Cassiano Neves described Portugal's NHR tax regime. Eligible individuals are subject to a 20 per cent tax rate on specific income types, tax exemptions are applicable to some foreign incomes and there's a 10 per cent tax rate on foreign pension income. Notably, Portugal doesn't tax crypto-assets held for over a year or certain pieces of art, unless they are linked to a business. The country also lacks several other taxes, which makes it appealing for relocation.

Tancioni discussed Italy's beneficial tax regime for HNWIs, including a €100k flat tax on foreign income and varied tax rates on Italian income. Italy has certain exceptions and conditions, such as a five-year lockup for certain capital gains. Migrants also receive employment income tax exemptions, which differ based on residency location. Italy’s individual residency criteria and anti-avoidance rules necessitate careful consideration.

Orsolon explained that Brazil underwent significant tax changes in 2023, including alignment with the Organisation for Economic Co-operation and Development (OECD) model rules. There are also ongoing discussions in the country on several tax reforms and prospective changes.

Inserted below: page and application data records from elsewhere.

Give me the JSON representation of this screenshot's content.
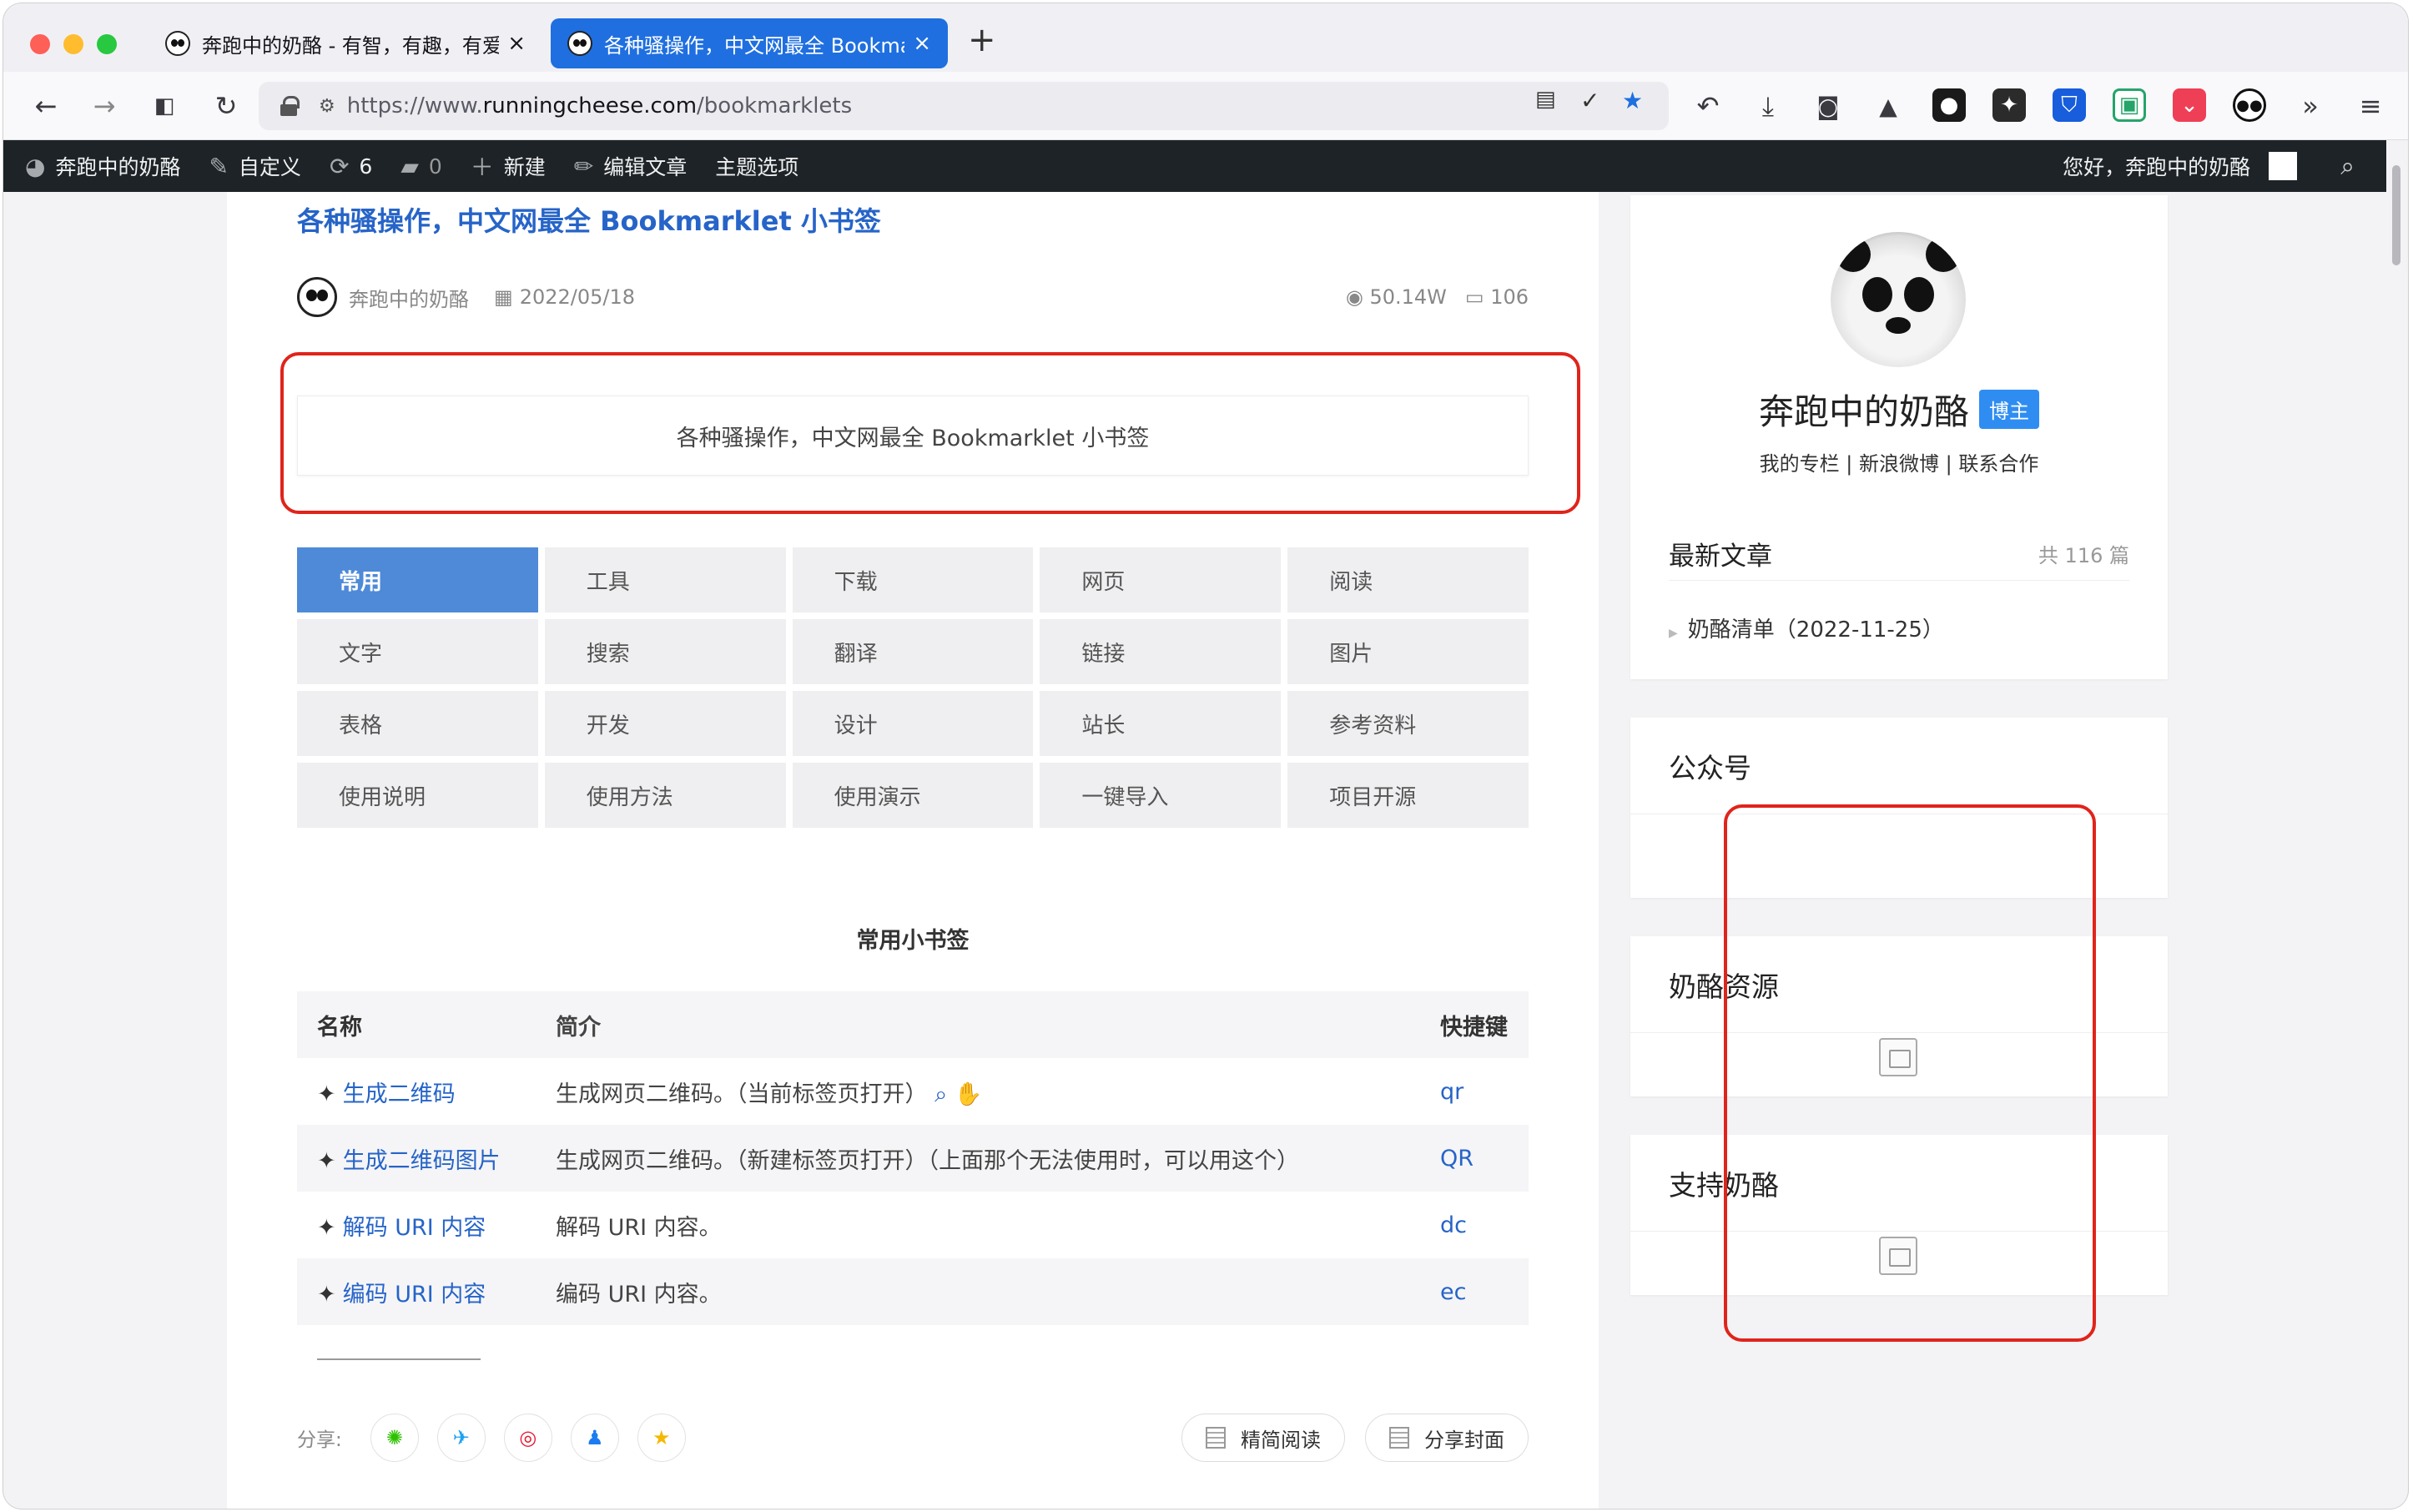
{
  "browser": {
    "tabs": [
      {
        "title": "奔跑中的奶酪 - 有智，有趣，有爱",
        "active": false
      },
      {
        "title": "各种骚操作，中文网最全 Bookmarklet",
        "active": true
      }
    ],
    "new_tab": "+",
    "url_prefix": "https://www.",
    "url_host": "runningcheese.com",
    "url_path": "/bookmarklets",
    "icons": [
      "back-icon",
      "forward-icon",
      "sidebar-icon",
      "reload-icon",
      "lock-icon",
      "permissions-icon",
      "reader-view-icon",
      "check-icon",
      "bookmark-star-icon",
      "undo-icon",
      "download-icon",
      "camera-icon",
      "rocket-icon",
      "extension-icon",
      "extension-icon",
      "bitwarden-icon",
      "save-icon",
      "pocket-icon",
      "panda-icon",
      "overflow-icon",
      "menu-icon"
    ],
    "colors": {
      "accent": "#1f6fe0",
      "traffic": [
        "#fe5f57",
        "#febc2e",
        "#28c840"
      ]
    }
  },
  "adminbar": {
    "site": "奔跑中的奶酪",
    "customize": "自定义",
    "updates": "6",
    "comments": "0",
    "new": "新建",
    "edit": "编辑文章",
    "theme": "主题选项",
    "greeting": "您好，奔跑中的奶酪"
  },
  "post": {
    "title": "各种骚操作，中文网最全 Bookmarklet 小书签",
    "author": "奔跑中的奶酪",
    "date": "2022/05/18",
    "views": "50.14W",
    "comments": "106",
    "summary": "各种骚操作，中文网最全 Bookmarklet 小书签"
  },
  "categories": [
    "常用",
    "工具",
    "下载",
    "网页",
    "阅读",
    "文字",
    "搜索",
    "翻译",
    "链接",
    "图片",
    "表格",
    "开发",
    "设计",
    "站长",
    "参考资料",
    "使用说明",
    "使用方法",
    "使用演示",
    "一键导入",
    "项目开源"
  ],
  "table": {
    "caption": "常用小书签",
    "headers": [
      "名称",
      "简介",
      "快捷键"
    ],
    "rows": [
      {
        "name": "生成二维码",
        "desc": "生成网页二维码。（当前标签页打开）",
        "key": "qr"
      },
      {
        "name": "生成二维码图片",
        "desc": "生成网页二维码。（新建标签页打开）（上面那个无法使用时，可以用这个）",
        "key": "QR"
      },
      {
        "name": "解码 URI 内容",
        "desc": "解码 URI 内容。",
        "key": "dc"
      },
      {
        "name": "编码 URI 内容",
        "desc": "编码 URI 内容。",
        "key": "ec"
      }
    ]
  },
  "share": {
    "label": "分享:",
    "reader": "精简阅读",
    "cover": "分享封面"
  },
  "sidebar": {
    "name": "奔跑中的奶酪",
    "badge": "博主",
    "links": "我的专栏 | 新浪微博 | 联系合作",
    "recent_title": "最新文章",
    "recent_count": "共 116 篇",
    "recent_item": "奶酪清单（2022-11-25）",
    "w1": "公众号",
    "w2": "奶酪资源",
    "w3": "支持奶酪"
  }
}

In essence, HNWIs should diligently assess the tax implications in each jurisdiction before deciding on relocation, considering potential exit taxes or special tax regimes.